#### DIRECTIONS FOR THIS TASK
Every entry in the following data should be output exactly.

#### GIVEN RECORDS

»»

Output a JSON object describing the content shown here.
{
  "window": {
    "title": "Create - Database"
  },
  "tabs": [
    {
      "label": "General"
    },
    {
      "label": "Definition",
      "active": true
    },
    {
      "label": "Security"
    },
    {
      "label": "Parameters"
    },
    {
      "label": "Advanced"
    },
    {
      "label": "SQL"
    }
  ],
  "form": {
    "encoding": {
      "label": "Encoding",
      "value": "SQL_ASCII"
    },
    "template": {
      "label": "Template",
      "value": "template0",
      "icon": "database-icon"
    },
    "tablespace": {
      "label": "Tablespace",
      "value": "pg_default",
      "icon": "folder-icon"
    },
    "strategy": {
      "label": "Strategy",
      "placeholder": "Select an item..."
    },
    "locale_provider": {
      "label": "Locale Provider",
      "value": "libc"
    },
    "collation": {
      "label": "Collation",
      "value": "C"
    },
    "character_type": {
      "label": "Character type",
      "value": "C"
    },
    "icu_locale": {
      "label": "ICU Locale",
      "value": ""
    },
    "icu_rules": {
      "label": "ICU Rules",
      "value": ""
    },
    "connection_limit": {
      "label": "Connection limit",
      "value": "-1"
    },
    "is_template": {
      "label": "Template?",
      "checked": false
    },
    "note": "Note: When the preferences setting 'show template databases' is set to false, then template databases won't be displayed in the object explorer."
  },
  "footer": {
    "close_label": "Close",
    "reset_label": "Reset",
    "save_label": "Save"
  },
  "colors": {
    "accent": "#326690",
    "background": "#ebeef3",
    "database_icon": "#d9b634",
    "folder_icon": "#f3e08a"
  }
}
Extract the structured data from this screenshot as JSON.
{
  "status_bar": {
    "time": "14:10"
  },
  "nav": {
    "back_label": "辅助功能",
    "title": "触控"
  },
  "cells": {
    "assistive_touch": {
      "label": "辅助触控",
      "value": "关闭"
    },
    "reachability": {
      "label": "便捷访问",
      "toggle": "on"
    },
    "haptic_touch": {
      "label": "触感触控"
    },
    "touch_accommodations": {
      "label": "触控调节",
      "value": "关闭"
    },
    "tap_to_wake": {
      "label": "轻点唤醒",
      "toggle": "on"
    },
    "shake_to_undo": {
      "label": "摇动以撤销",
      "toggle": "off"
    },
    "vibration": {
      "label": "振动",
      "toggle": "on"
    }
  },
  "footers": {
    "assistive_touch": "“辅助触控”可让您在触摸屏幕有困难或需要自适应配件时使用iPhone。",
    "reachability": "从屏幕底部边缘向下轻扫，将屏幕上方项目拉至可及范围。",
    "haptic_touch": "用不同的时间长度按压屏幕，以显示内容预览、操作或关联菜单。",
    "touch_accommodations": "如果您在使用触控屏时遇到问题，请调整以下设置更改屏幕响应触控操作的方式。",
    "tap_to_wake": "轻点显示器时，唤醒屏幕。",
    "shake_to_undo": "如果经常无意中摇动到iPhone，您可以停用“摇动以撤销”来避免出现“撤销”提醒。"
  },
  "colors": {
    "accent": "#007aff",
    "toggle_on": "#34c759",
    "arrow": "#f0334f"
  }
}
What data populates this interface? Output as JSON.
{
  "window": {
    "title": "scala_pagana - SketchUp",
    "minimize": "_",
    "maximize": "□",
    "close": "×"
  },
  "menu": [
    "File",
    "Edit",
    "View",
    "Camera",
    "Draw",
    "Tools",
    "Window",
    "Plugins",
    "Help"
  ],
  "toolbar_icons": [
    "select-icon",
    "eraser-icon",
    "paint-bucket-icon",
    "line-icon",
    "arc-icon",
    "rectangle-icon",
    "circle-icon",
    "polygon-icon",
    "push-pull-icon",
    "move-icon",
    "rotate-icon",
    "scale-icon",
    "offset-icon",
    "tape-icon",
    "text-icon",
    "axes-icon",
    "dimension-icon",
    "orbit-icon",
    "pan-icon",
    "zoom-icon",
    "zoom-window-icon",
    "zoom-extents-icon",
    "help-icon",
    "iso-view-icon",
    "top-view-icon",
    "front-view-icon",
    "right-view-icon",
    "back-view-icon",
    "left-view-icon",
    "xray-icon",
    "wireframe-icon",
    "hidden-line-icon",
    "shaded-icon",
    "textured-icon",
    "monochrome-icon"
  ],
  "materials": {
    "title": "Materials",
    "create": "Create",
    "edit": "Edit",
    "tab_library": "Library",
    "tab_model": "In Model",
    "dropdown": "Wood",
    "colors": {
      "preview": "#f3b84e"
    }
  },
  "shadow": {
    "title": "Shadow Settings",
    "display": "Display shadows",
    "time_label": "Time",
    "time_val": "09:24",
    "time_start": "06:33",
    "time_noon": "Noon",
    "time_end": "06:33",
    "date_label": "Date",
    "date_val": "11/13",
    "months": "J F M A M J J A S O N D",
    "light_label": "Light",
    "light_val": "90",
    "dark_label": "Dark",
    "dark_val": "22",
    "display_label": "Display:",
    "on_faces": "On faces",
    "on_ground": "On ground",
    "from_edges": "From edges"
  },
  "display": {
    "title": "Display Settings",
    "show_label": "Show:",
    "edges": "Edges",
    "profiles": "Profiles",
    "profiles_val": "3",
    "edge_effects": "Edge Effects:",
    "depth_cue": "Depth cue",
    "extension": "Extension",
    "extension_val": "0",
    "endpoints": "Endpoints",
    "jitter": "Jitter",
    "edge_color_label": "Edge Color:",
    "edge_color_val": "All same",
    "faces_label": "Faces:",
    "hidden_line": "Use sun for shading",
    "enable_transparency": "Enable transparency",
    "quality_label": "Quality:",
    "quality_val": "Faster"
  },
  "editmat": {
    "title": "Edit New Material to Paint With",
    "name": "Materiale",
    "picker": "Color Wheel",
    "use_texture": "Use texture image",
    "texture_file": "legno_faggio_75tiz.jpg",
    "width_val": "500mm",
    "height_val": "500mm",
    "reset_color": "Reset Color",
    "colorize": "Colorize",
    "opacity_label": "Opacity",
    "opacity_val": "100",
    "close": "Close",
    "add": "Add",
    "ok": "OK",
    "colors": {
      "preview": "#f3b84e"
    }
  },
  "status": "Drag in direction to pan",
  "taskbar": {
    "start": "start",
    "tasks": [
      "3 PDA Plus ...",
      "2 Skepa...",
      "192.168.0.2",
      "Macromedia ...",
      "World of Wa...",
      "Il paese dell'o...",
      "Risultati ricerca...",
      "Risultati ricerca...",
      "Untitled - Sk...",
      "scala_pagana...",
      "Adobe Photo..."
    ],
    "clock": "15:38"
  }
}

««

#### TASK RESPONSE
Output a JSON object describing the content shown here.
{
  "window": {
    "title": "Create - Database"
  },
  "tabs": [
    {
      "label": "General"
    },
    {
      "label": "Definition",
      "active": true
    },
    {
      "label": "Security"
    },
    {
      "label": "Parameters"
    },
    {
      "label": "Advanced"
    },
    {
      "label": "SQL"
    }
  ],
  "form": {
    "encoding": {
      "label": "Encoding",
      "value": "SQL_ASCII"
    },
    "template": {
      "label": "Template",
      "value": "template0",
      "icon": "database-icon"
    },
    "tablespace": {
      "label": "Tablespace",
      "value": "pg_default",
      "icon": "folder-icon"
    },
    "strategy": {
      "label": "Strategy",
      "placeholder": "Select an item..."
    },
    "locale_provider": {
      "label": "Locale Provider",
      "value": "libc"
    },
    "collation": {
      "label": "Collation",
      "value": "C"
    },
    "character_type": {
      "label": "Character type",
      "value": "C"
    },
    "icu_locale": {
      "label": "ICU Locale",
      "value": ""
    },
    "icu_rules": {
      "label": "ICU Rules",
      "value": ""
    },
    "connection_limit": {
      "label": "Connection limit",
      "value": "-1"
    },
    "is_template": {
      "label": "Template?",
      "checked": false
    },
    "note": "Note: When the preferences setting 'show template databases' is set to false, then template databases won't be displayed in the object explorer."
  },
  "footer": {
    "close_label": "Close",
    "reset_label": "Reset",
    "save_label": "Save"
  },
  "colors": {
    "accent": "#326690",
    "background": "#ebeef3",
    "database_icon": "#d9b634",
    "folder_icon": "#f3e08a"
  }
}
Extract the structured data from this screenshot as JSON.
{
  "status_bar": {
    "time": "14:10"
  },
  "nav": {
    "back_label": "辅助功能",
    "title": "触控"
  },
  "cells": {
    "assistive_touch": {
      "label": "辅助触控",
      "value": "关闭"
    },
    "reachability": {
      "label": "便捷访问",
      "toggle": "on"
    },
    "haptic_touch": {
      "label": "触感触控"
    },
    "touch_accommodations": {
      "label": "触控调节",
      "value": "关闭"
    },
    "tap_to_wake": {
      "label": "轻点唤醒",
      "toggle": "on"
    },
    "shake_to_undo": {
      "label": "摇动以撤销",
      "toggle": "off"
    },
    "vibration": {
      "label": "振动",
      "toggle": "on"
    }
  },
  "footers": {
    "assistive_touch": "“辅助触控”可让您在触摸屏幕有困难或需要自适应配件时使用iPhone。",
    "reachability": "从屏幕底部边缘向下轻扫，将屏幕上方项目拉至可及范围。",
    "haptic_touch": "用不同的时间长度按压屏幕，以显示内容预览、操作或关联菜单。",
    "touch_accommodations": "如果您在使用触控屏时遇到问题，请调整以下设置更改屏幕响应触控操作的方式。",
    "tap_to_wake": "轻点显示器时，唤醒屏幕。",
    "shake_to_undo": "如果经常无意中摇动到iPhone，您可以停用“摇动以撤销”来避免出现“撤销”提醒。"
  },
  "colors": {
    "accent": "#007aff",
    "toggle_on": "#34c759",
    "arrow": "#f0334f"
  }
}
What data populates this interface? Output as JSON.
{
  "window": {
    "title": "scala_pagana - SketchUp",
    "minimize": "_",
    "maximize": "□",
    "close": "×"
  },
  "menu": [
    "File",
    "Edit",
    "View",
    "Camera",
    "Draw",
    "Tools",
    "Window",
    "Plugins",
    "Help"
  ],
  "toolbar_icons": [
    "select-icon",
    "eraser-icon",
    "paint-bucket-icon",
    "line-icon",
    "arc-icon",
    "rectangle-icon",
    "circle-icon",
    "polygon-icon",
    "push-pull-icon",
    "move-icon",
    "rotate-icon",
    "scale-icon",
    "offset-icon",
    "tape-icon",
    "text-icon",
    "axes-icon",
    "dimension-icon",
    "orbit-icon",
    "pan-icon",
    "zoom-icon",
    "zoom-window-icon",
    "zoom-extents-icon",
    "help-icon",
    "iso-view-icon",
    "top-view-icon",
    "front-view-icon",
    "right-view-icon",
    "back-view-icon",
    "left-view-icon",
    "xray-icon",
    "wireframe-icon",
    "hidden-line-icon",
    "shaded-icon",
    "textured-icon",
    "monochrome-icon"
  ],
  "materials": {
    "title": "Materials",
    "create": "Create",
    "edit": "Edit",
    "tab_library": "Library",
    "tab_model": "In Model",
    "dropdown": "Wood",
    "colors": {
      "preview": "#f3b84e"
    }
  },
  "shadow": {
    "title": "Shadow Settings",
    "display": "Display shadows",
    "time_label": "Time",
    "time_val": "09:24",
    "time_start": "06:33",
    "time_noon": "Noon",
    "time_end": "06:33",
    "date_label": "Date",
    "date_val": "11/13",
    "months": "J F M A M J J A S O N D",
    "light_label": "Light",
    "light_val": "90",
    "dark_label": "Dark",
    "dark_val": "22",
    "display_label": "Display:",
    "on_faces": "On faces",
    "on_ground": "On ground",
    "from_edges": "From edges"
  },
  "display": {
    "title": "Display Settings",
    "show_label": "Show:",
    "edges": "Edges",
    "profiles": "Profiles",
    "profiles_val": "3",
    "edge_effects": "Edge Effects:",
    "depth_cue": "Depth cue",
    "extension": "Extension",
    "extension_val": "0",
    "endpoints": "Endpoints",
    "jitter": "Jitter",
    "edge_color_label": "Edge Color:",
    "edge_color_val": "All same",
    "faces_label": "Faces:",
    "hidden_line": "Use sun for shading",
    "enable_transparency": "Enable transparency",
    "quality_label": "Quality:",
    "quality_val": "Faster"
  },
  "editmat": {
    "title": "Edit New Material to Paint With",
    "name": "Materiale",
    "picker": "Color Wheel",
    "use_texture": "Use texture image",
    "texture_file": "legno_faggio_75tiz.jpg",
    "width_val": "500mm",
    "height_val": "500mm",
    "reset_color": "Reset Color",
    "colorize": "Colorize",
    "opacity_label": "Opacity",
    "opacity_val": "100",
    "close": "Close",
    "add": "Add",
    "ok": "OK",
    "colors": {
      "preview": "#f3b84e"
    }
  },
  "status": "Drag in direction to pan",
  "taskbar": {
    "start": "start",
    "tasks": [
      "3 PDA Plus ...",
      "2 Skepa...",
      "192.168.0.2",
      "Macromedia ...",
      "World of Wa...",
      "Il paese dell'o...",
      "Risultati ricerca...",
      "Risultati ricerca...",
      "Untitled - Sk...",
      "scala_pagana...",
      "Adobe Photo..."
    ],
    "clock": "15:38"
  }
}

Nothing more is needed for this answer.